A recent 2011 estimate of the Hubble constant, which used a new infrared camera on the Hubble Space Telescope (HST) to measure the distance and redshift for a collection of astronomical objects, gives a value of H0 = 73.8 ± 2.4 (km/s)/Mpc.[9][10] An alternate approach using data from galactic clusters gave a value of H0 = 67.0 ± 3.2 (km/s)/Mpc.[11][12]

A number of other methods have been used, giving figures between 70 and 72 (km/s)/Mpc. A recent (2016) method using the oldest light in the universe suggests the Hubble Constant value was 66.53km/s per megaparsec soon after the expansion began. This implies that the rate of expansion has been increasing.[13]

Related pages[change | change source]

References[change | change source]

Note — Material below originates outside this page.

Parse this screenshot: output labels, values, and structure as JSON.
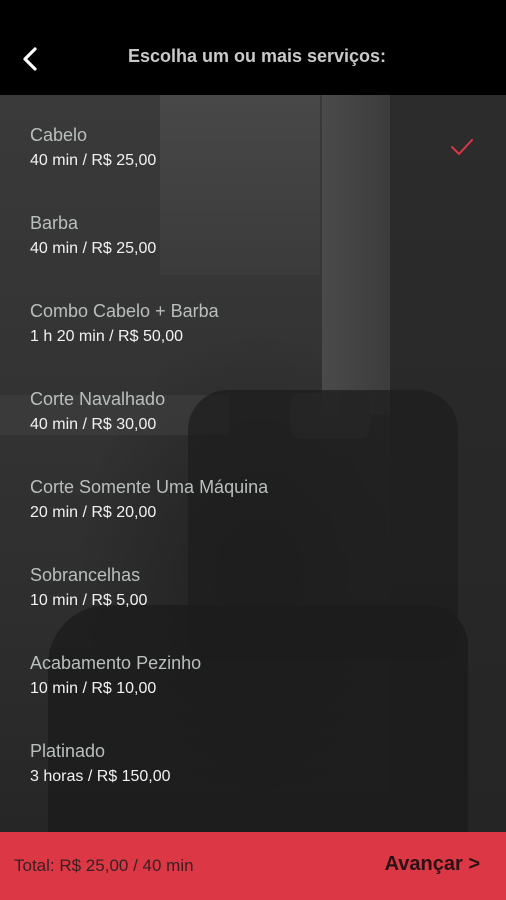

  1. Peter Coles, ed. (2001). Routledge critical dictionary of the new cosmology. Routledge. p. 202. ISBN 0-203-16457-1.
  2. Lemaître, Georges (1927). "Un univers homogène de masse constante et de rayon croissant rendant compte de la vitesse radiale des nébuleuses extra-galactiques". Annales de la Société Scientifique de Bruxelles A47: 49–56 (Full article, PDF). Partially translated (the translator remains unidentified) in Lemaître, Georges (1931). "Expansion of the universe, A homogeneous universe of constant mass and increasing radius accounting for the radial velocity of extra-galactic nebulæ". Monthly Notices of the Royal Astronomical Society 91: 483–490.
  7. Hubble, Edwin 1929. A relation between distance and radial velocity among extra-galactic nebulae Proceedings of the National Academy of Sciences of the United States of America. 15, 3, 168-173. (Full article, PDF)
  8. Malcolm S Longair (2006). The Cosmic Century. Cambridge University Press. p. 109. ISBN 0-521-47436-1.
  9. Riess, Adam G. et al (2011). "A 3% solution: determination of the Hubble constant with the Hubble Space Telescope and Wide Field Camera". The Astrophysics Journal 730 (2): 119. doi:10.1088/0004-637X/730/2/119.
  10. 'New study gives dark energy a boost' (Ron Cowen), Science News, 16 March 2011.
  11. Beutler, Florian et al (2011). "The 6dF Galaxy Survey: baryon acoustic oscillations and the local Hubble constant". Monthly Notices of the Royal Astronomical Society 416 (4): 3017. doi:10.1111/j.1365-2966.2011.19250.x.
  12. 'Hubble Constant: a new way to measure the expansion of the universe', Science Daily, 27 July 2011.
  13. Amos, Jonathan 2016. Hubble clocks faster cosmic expansion. BBC News Science & Environment. [1]